'The Sickness Label Infected
Everything we Said'
Lesbian and Gay Perspectives
on Mental Distress
Thus psychiatry has its own blind spot. It may see only one dimension of the
doctor–patient dialectic: the disease or demon within the sufferer. What
patients' narratives particularly highlight are the demons without, amongst
which the madhouse-keeping psychiatrist himself, his techniques and his
milieux, may well all too readily figure as the final instance.
Roy Porter (1999)
Mental health professionals in Britain should be aware of the mistakes of the
past. Only in that way can we prevent future excesses and heal the gulf
between gay and lesbian patients and their psychiatrists.
King and Bartlett (1999)
In this chapter I present an account based on several sources of knowledge, one of which is lived experience. By presenting what I call a 'personal case study' alongside historical accounts and recent research, I hope to humanise the issues being discussed, partly to counter the dehumanisation that comes with being pathologised.
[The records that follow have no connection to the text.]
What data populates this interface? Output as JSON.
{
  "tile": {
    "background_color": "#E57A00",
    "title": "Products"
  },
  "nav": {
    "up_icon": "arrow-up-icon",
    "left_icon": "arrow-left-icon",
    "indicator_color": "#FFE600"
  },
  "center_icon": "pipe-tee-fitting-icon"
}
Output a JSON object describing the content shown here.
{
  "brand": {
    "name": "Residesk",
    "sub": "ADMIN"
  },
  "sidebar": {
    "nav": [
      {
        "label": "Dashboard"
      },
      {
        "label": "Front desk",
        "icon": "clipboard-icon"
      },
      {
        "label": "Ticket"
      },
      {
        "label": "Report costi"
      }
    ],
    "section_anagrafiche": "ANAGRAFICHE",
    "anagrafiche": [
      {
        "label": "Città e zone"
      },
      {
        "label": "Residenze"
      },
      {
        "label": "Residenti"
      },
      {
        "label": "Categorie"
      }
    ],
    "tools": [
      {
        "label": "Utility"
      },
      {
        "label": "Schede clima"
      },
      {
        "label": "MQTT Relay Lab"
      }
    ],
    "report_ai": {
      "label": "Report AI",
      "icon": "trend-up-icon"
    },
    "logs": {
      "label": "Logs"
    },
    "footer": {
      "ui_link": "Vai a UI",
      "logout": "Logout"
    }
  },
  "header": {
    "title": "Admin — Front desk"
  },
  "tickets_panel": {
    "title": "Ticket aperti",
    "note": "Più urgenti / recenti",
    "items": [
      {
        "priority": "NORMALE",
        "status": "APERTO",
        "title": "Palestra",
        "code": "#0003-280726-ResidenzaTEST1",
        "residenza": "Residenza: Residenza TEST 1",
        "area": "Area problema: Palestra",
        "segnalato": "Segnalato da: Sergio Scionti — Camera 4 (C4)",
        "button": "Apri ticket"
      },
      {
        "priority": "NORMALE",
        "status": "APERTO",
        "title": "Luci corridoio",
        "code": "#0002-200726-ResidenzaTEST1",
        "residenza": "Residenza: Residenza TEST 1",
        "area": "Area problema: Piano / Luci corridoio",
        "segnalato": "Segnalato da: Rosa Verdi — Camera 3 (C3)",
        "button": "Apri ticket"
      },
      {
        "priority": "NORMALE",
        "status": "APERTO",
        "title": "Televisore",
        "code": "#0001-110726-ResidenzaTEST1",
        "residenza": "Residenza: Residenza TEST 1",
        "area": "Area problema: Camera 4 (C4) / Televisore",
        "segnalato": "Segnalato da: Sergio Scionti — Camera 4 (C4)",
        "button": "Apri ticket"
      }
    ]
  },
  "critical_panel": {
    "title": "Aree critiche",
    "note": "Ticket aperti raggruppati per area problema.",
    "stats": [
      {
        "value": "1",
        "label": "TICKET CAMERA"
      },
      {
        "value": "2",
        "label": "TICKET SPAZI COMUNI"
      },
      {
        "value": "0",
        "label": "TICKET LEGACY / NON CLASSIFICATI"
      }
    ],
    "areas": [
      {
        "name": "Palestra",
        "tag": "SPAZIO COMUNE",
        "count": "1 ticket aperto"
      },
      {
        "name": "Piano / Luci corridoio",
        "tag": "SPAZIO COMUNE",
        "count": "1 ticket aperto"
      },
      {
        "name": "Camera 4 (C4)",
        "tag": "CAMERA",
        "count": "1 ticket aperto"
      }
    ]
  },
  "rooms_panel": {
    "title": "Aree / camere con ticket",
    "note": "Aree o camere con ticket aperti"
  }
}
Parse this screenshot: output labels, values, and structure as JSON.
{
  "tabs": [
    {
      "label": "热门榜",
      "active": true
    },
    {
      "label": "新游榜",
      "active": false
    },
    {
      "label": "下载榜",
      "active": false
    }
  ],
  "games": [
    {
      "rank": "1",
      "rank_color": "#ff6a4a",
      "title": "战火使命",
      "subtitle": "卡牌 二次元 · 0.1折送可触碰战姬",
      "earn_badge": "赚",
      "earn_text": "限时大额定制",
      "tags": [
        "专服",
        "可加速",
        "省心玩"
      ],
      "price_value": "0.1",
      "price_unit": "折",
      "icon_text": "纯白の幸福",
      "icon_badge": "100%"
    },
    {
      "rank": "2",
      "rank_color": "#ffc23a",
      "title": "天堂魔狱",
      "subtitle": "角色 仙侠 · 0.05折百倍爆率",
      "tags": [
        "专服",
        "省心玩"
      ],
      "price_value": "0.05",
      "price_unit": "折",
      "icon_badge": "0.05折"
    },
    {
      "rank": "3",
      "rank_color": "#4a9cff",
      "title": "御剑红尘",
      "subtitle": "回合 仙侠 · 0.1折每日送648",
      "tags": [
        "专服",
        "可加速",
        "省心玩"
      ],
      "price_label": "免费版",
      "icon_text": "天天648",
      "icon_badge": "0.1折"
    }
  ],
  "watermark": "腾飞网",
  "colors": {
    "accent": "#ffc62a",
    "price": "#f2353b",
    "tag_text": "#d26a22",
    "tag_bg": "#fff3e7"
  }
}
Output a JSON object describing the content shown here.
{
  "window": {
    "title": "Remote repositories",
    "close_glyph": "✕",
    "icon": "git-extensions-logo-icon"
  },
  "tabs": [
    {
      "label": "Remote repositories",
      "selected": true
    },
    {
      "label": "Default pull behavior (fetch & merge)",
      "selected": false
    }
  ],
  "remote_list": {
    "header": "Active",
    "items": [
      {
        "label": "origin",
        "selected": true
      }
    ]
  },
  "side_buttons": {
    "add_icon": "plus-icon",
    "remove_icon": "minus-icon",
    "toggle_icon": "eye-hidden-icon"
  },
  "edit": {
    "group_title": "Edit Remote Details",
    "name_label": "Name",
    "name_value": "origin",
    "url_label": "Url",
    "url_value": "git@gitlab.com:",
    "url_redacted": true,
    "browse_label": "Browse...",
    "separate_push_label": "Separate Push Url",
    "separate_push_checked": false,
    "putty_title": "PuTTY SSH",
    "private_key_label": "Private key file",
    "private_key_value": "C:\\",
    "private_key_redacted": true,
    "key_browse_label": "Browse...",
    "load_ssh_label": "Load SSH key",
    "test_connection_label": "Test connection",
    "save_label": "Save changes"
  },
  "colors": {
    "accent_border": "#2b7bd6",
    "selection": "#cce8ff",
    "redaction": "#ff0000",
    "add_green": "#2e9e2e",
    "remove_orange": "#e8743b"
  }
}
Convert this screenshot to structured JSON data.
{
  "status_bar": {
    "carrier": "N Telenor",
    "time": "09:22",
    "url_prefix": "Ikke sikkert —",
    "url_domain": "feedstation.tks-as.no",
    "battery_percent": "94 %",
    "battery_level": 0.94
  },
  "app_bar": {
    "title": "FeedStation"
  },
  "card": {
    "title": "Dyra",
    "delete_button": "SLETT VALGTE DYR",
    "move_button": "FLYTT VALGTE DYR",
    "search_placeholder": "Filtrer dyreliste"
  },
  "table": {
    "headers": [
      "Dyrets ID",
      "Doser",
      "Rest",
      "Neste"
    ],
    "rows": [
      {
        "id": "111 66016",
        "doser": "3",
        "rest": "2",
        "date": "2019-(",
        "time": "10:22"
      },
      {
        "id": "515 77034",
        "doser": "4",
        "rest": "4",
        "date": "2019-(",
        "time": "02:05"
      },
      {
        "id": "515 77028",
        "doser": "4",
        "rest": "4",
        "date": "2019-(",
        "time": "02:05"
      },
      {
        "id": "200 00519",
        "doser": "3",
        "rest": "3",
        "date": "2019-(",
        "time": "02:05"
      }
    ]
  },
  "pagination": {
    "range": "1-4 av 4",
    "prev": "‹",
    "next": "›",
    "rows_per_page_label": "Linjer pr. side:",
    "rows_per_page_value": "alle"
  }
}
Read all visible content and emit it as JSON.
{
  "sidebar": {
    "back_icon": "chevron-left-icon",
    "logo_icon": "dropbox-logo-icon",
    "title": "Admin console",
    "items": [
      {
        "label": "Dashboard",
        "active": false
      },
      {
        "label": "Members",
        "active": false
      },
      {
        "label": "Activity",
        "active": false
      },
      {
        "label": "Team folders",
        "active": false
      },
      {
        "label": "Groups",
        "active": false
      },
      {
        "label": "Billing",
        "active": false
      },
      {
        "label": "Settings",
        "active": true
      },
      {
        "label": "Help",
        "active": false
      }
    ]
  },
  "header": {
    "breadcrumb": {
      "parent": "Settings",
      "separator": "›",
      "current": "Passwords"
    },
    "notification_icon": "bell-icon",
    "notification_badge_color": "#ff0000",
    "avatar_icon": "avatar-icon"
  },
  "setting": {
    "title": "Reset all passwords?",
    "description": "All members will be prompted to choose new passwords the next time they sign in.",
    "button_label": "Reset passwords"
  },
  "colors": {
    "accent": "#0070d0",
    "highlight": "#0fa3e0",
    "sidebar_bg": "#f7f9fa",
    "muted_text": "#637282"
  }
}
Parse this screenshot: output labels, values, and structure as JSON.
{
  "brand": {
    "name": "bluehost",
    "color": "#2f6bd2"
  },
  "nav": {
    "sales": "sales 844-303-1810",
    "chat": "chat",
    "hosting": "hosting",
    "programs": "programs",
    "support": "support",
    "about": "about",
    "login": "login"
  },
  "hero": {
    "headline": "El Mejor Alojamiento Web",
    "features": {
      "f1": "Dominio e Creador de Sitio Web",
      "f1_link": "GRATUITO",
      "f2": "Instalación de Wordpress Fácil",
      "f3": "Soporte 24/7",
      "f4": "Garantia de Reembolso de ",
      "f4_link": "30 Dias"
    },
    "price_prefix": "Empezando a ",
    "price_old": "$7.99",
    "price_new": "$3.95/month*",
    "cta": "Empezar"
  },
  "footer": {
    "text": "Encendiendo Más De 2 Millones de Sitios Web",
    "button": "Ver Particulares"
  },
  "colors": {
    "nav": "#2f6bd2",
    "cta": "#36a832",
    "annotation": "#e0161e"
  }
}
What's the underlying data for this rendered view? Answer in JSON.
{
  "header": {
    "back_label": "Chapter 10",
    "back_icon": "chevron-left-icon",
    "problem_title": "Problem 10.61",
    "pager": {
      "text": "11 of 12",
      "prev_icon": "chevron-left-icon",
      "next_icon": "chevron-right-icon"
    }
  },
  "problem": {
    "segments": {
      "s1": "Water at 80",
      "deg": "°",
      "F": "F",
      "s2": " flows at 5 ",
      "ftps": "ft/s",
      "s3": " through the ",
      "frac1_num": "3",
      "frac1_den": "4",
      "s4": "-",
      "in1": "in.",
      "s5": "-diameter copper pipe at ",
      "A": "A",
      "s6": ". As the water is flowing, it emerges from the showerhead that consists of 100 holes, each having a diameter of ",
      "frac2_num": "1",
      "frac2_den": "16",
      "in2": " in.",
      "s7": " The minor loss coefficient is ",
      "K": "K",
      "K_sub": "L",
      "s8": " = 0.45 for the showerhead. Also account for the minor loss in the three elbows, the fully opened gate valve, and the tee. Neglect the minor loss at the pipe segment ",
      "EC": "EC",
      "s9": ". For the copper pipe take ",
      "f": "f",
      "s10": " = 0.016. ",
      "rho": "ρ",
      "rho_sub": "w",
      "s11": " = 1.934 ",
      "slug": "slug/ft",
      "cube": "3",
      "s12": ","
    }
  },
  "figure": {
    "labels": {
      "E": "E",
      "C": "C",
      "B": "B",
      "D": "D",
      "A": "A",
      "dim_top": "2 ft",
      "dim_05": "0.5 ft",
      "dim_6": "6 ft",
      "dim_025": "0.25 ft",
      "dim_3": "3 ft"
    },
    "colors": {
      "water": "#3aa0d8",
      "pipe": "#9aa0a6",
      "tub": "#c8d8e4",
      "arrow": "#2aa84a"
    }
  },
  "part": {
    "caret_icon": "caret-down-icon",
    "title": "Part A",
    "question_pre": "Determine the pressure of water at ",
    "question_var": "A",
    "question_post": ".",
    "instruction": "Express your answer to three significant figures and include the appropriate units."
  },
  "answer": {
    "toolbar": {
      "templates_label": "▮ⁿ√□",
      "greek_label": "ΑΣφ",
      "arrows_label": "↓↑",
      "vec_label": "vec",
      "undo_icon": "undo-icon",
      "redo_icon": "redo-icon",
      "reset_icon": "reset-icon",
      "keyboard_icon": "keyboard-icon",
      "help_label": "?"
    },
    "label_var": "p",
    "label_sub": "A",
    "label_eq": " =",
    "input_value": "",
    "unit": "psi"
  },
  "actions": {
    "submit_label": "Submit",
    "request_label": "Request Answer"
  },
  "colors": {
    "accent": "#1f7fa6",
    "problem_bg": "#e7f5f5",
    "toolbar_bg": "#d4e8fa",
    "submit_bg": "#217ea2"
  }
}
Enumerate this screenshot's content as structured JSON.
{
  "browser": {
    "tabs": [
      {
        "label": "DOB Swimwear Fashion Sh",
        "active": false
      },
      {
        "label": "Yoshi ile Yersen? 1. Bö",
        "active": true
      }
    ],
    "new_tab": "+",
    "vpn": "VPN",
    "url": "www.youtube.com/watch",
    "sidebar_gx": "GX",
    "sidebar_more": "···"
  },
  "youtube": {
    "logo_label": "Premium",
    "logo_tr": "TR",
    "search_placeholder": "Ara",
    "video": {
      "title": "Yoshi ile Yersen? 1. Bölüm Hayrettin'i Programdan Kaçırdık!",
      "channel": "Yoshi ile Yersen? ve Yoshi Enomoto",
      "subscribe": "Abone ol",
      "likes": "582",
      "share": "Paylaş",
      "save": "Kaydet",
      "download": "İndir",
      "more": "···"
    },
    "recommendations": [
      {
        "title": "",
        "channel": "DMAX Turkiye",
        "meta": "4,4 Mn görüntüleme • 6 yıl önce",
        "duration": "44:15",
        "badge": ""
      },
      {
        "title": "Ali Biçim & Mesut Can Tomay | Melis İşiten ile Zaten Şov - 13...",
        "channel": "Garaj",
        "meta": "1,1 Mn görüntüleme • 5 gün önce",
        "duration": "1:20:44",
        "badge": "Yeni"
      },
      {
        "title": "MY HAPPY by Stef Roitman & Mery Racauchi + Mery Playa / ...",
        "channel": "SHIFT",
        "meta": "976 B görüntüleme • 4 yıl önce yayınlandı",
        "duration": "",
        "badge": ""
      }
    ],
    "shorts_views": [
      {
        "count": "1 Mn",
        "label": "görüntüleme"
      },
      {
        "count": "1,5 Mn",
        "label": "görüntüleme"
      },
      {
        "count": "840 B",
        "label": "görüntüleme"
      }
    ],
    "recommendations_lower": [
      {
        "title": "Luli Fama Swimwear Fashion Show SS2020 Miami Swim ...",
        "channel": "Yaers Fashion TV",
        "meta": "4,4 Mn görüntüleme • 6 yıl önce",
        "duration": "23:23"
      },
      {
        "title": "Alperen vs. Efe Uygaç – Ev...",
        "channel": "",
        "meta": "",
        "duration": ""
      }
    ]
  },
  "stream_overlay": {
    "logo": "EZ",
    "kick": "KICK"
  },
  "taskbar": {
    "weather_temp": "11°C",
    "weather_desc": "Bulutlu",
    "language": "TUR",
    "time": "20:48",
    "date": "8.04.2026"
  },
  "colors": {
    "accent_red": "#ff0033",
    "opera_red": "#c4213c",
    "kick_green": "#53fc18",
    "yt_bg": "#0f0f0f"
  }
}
However, this 'case study' involves the practice rather than the patient coming under scrutiny, with the patient observing and